** Data shown follows **
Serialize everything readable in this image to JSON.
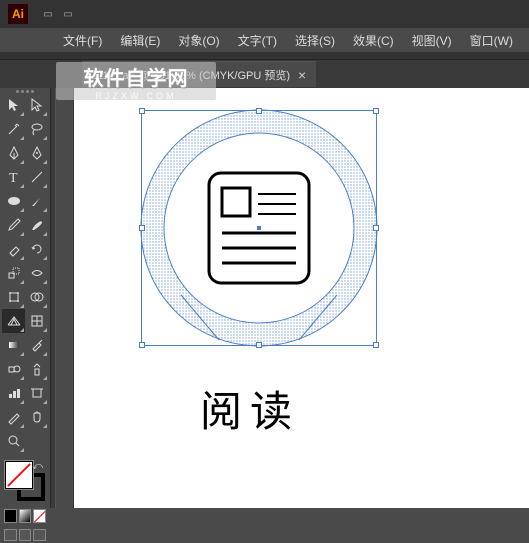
{
  "app": {
    "logo_text": "Ai"
  },
  "menu": {
    "items": [
      "文件(F)",
      "编辑(E)",
      "对象(O)",
      "文字(T)",
      "选择(S)",
      "效果(C)",
      "视图(V)",
      "窗口(W)"
    ]
  },
  "tab": {
    "label": "11111.ai* @ 131.83% (CMYK/GPU 预览)",
    "close": "×"
  },
  "artwork": {
    "label": "阅读"
  },
  "watermark": {
    "main": "软件自学网",
    "sub": "RJZXW.COM"
  },
  "colors": {
    "selection": "#4a7dc7",
    "accent": "#ff9a00"
  }
}
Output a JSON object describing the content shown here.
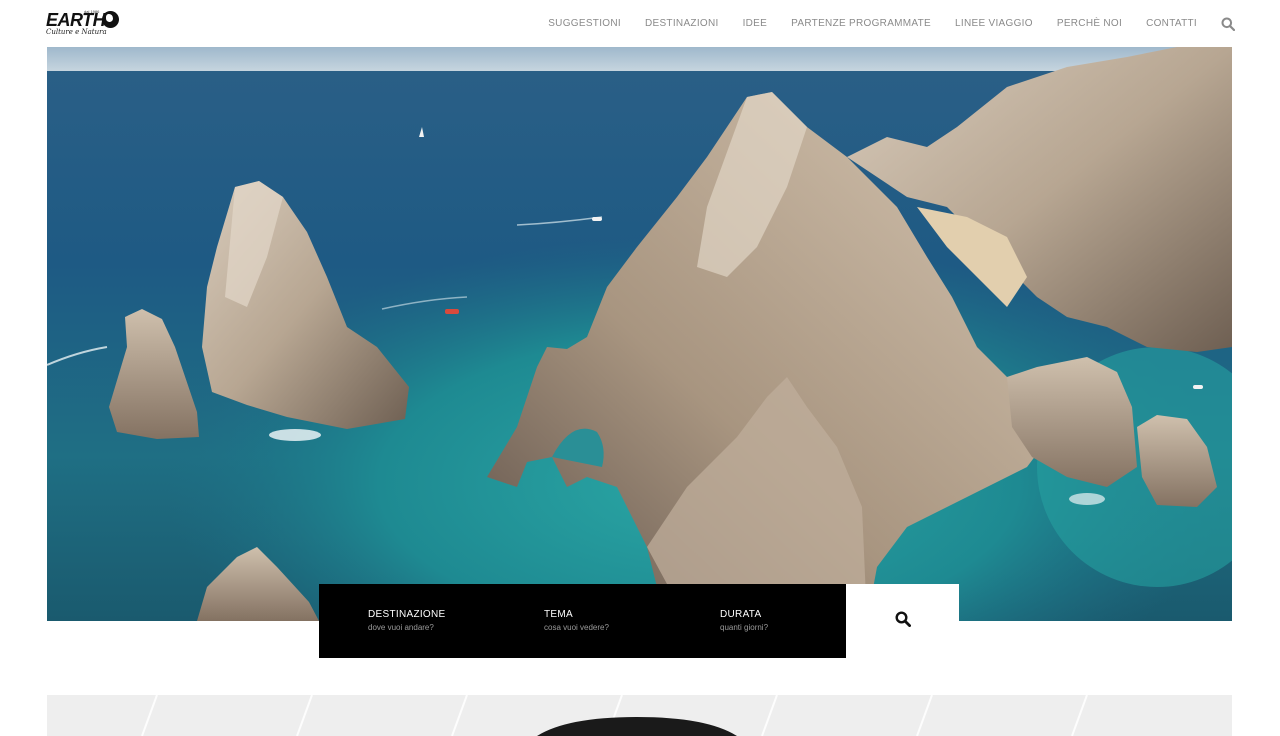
{
  "logo": {
    "name": "EARTH",
    "since": "dal 1986",
    "tagline": "Culture e Natura"
  },
  "nav": {
    "items": [
      {
        "label": "SUGGESTIONI"
      },
      {
        "label": "DESTINAZIONI"
      },
      {
        "label": "IDEE"
      },
      {
        "label": "PARTENZE PROGRAMMATE"
      },
      {
        "label": "LINEE VIAGGIO"
      },
      {
        "label": "PERCHÈ NOI"
      },
      {
        "label": "CONTATTI"
      }
    ],
    "search_icon": "search-icon"
  },
  "hero": {
    "image": "aerial-coastal-rock-arch-photo"
  },
  "search": {
    "fields": [
      {
        "title": "DESTINAZIONE",
        "subtitle": "dove vuoi andare?"
      },
      {
        "title": "TEMA",
        "subtitle": "cosa vuoi vedere?"
      },
      {
        "title": "DURATA",
        "subtitle": "quanti giorni?"
      }
    ],
    "button_icon": "search-icon"
  },
  "colors": {
    "nav_text": "#8a8a8a",
    "search_bg": "#000000",
    "strip_bg": "#eeeeee"
  }
}
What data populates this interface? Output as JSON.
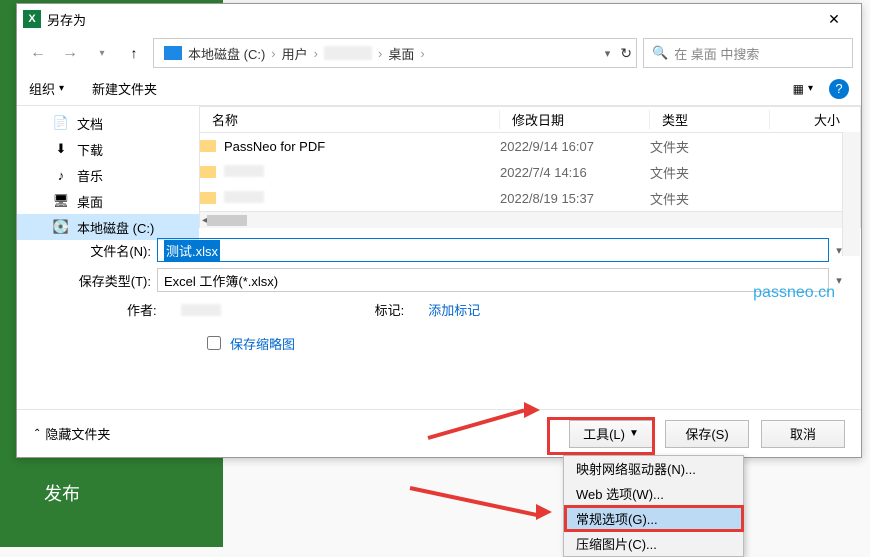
{
  "dialog": {
    "title": "另存为"
  },
  "background_sidebar": {
    "publish": "发布"
  },
  "address": {
    "root": "本地磁盘 (C:)",
    "user": "用户",
    "desktop": "桌面",
    "refresh": "↻"
  },
  "search": {
    "placeholder": "在 桌面 中搜索",
    "icon": "🔍"
  },
  "toolbar": {
    "organize": "组织",
    "new_folder": "新建文件夹",
    "help": "?"
  },
  "tree": {
    "items": [
      {
        "label": "文档",
        "icon": "📄"
      },
      {
        "label": "下载",
        "icon": "⬇"
      },
      {
        "label": "音乐",
        "icon": "♪"
      },
      {
        "label": "桌面",
        "icon": "🖥"
      },
      {
        "label": "本地磁盘 (C:)",
        "icon": "💽",
        "selected": true
      }
    ]
  },
  "columns": {
    "name": "名称",
    "date": "修改日期",
    "type": "类型",
    "size": "大小"
  },
  "rows": [
    {
      "name": "PassNeo for PDF",
      "date": "2022/9/14 16:07",
      "type": "文件夹"
    },
    {
      "name": "",
      "date": "2022/7/4 14:16",
      "type": "文件夹"
    },
    {
      "name": "",
      "date": "2022/8/19 15:37",
      "type": "文件夹"
    }
  ],
  "form": {
    "filename_label": "文件名(N):",
    "filename_value": "测试.xlsx",
    "type_label": "保存类型(T):",
    "type_value": "Excel 工作簿(*.xlsx)",
    "author_label": "作者:",
    "tag_label": "标记:",
    "tag_value": "添加标记",
    "thumb": "保存缩略图"
  },
  "buttons": {
    "hide_folders": "隐藏文件夹",
    "tools": "工具(L)",
    "save": "保存(S)",
    "cancel": "取消"
  },
  "menu": {
    "items": [
      {
        "label": "映射网络驱动器(N)..."
      },
      {
        "label": "Web 选项(W)..."
      },
      {
        "label": "常规选项(G)...",
        "highlighted": true
      },
      {
        "label": "压缩图片(C)..."
      }
    ]
  },
  "watermark": "passneo.cn"
}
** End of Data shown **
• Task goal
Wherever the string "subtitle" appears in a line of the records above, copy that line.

• Expected answer
        "subtitle": "dove vuoi andare?"
        "subtitle": "cosa vuoi vedere?"
        "subtitle": "quanti giorni?"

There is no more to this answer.